No one likes drivers speeding past their homes, especially when they live along a gravel road.
That's exactly the problem some Adams County residents are having.
The county's working on Radio Road, so drivers who need to get to the city's compost site are detoured south to Turtle Lake Road.
But the detour has created some problems for residents who live there.
KHQA's Rajah Maples visited with those residents, many of whom say they've been left behind in the dust in the most literal sense.Larry Hiland: "If they went 35, it wouldn't be so dusty. We drive 35, and it don't dust very much, but all the other people don't do that. They drive too fast."
Residents along Turtle Lake Road south of Quincy have had it with drivers speeding past their homes....*and* with the dust left behind.
Troy Kindhart: "Our house is a complete mess inside, and we don't live like bums. We're going to have to blow it out and completely redo our house."
Residents say their township has treated parts of the road to help cut down on the dust, but they say it's not enough.

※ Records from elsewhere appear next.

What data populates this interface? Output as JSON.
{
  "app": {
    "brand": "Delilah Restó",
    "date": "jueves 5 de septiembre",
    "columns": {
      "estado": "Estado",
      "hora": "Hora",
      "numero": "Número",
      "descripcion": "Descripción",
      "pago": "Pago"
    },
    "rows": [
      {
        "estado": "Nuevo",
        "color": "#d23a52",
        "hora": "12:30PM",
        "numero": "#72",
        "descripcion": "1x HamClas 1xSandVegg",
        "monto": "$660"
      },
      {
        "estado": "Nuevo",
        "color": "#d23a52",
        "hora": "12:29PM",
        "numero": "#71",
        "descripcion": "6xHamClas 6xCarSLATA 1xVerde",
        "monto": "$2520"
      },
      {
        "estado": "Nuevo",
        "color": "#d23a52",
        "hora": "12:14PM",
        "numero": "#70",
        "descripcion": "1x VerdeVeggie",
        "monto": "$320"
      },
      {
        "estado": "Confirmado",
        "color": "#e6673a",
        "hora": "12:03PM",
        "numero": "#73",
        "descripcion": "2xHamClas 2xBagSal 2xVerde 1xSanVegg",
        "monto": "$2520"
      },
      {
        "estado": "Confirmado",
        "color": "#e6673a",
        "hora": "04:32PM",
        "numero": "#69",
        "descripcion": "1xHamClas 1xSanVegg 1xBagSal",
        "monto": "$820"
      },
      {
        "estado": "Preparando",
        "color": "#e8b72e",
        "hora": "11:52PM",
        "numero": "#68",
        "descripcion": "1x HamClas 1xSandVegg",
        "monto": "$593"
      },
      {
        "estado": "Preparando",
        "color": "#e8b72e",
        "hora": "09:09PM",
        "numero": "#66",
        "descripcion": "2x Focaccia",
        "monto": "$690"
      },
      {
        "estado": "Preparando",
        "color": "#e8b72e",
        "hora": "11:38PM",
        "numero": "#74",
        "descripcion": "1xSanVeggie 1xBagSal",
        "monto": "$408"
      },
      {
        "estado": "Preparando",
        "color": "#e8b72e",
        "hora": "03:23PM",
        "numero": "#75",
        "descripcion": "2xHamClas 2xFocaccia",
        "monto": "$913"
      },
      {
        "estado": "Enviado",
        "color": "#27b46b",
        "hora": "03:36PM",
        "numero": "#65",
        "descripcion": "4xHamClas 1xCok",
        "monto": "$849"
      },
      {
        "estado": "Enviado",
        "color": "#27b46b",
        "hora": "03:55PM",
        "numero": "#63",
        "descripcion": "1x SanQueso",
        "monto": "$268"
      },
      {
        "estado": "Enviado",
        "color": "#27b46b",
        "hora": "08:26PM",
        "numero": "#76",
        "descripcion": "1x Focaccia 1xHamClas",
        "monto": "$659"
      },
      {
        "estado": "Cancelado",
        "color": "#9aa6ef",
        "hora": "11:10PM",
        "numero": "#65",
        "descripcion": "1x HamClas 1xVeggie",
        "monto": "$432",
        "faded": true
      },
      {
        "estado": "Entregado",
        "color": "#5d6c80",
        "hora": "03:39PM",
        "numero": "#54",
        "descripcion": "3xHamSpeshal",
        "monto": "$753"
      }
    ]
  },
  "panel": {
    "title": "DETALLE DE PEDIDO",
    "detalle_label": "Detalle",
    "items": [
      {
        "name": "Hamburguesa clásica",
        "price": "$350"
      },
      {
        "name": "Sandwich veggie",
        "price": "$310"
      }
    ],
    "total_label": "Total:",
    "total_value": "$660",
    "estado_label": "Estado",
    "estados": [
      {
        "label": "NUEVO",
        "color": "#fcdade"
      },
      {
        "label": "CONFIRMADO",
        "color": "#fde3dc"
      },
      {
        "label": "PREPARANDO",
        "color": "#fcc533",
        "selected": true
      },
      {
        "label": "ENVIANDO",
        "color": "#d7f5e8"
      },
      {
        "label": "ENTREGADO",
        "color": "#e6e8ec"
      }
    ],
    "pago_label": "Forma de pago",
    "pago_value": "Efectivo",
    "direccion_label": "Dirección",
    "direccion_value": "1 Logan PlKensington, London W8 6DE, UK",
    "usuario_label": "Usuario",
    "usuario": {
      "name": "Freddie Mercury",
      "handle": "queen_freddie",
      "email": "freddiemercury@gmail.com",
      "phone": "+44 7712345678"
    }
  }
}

The detour will take drivers an extra 15 minutes to get to Quincy's compost site. But some drivers are trying to make up for lost time by driving above the posted 35 mile per hour speed limit.
Adriane Schmitz: "A lot of people who come down here are from the city and are used to hard-surface roads. They don't understand how dangerous a gravel road can be."
Adriane Schmitz and Troy Kindhart understand the dangers first-hand. They lost a family member who died while driving along this road....an accident they hope will never happen again, but very well could if drivers don't slow down.
We took some of their concerns to Adams County Sheriff Brent Fischer.
Rajah: "What's your response?"Sheriff Brent Fischer: "My response is we'll try to get there when we can and when we're available. We have done some monitoring, and we hope with public awareness and officers down there, it'll slow them down. The difficult part of this on our half is we can't be there 8 to 10 hours a day. It's just difficult when we're trying to monitor the entire county."
Residents also had questions for their township's highway commissioner.
Troy Kindhart: "It's just a terrible thing that whomever engineered this didn't do a better job."
Troy Kindhart and his wife, who both have back problems, usually swim in this pool behind their home every summer. But they've had to keep it closed so far. Increased traffic along the gravel road in front of their home has resulted in excess dust, which has coated everything from their yards to their homes....inside and out. The Kindharts aren't alone.
Bob Young & Larry Hiland: "You have to keep your house closed up."Bob Young: "We're taxpayers and we'd like to have something done down here."
Melrose Township has laid tree sap on parts of the road located directly in front of the homes.....but residents say that's not enough. We took some of their concerns to their township's highway commissioner.
Rajah: "A lot of residents along Turtle Lake Road are upset about increased dust and which the Township would do more to combat the dust. What's your response?Stan Reichert: "We put the tree sap down 3 times down there....that's a few weeks ahead of our schedule of when we normally put it down. In another few days, we may put down another coat of tree sap. Dust control in front of the houses looks like it's doing a pretty good job. But since it's so dry and haven't had any rain, the dust is carrying a ways down from the road, and unless we did the whole road, it's hard to get rid of all the dust."
Stan Reichert says the township has spent about 5-thousand dollars treating the road so far. He says it would be too expensive to treat the *entire* stretch of road, which is about 4 miles long.
We talked with Adams County Engineer RichardKlusmeyer, who's in charge of the Radio Road construction project.
He says he expects it to be finished within the next few days.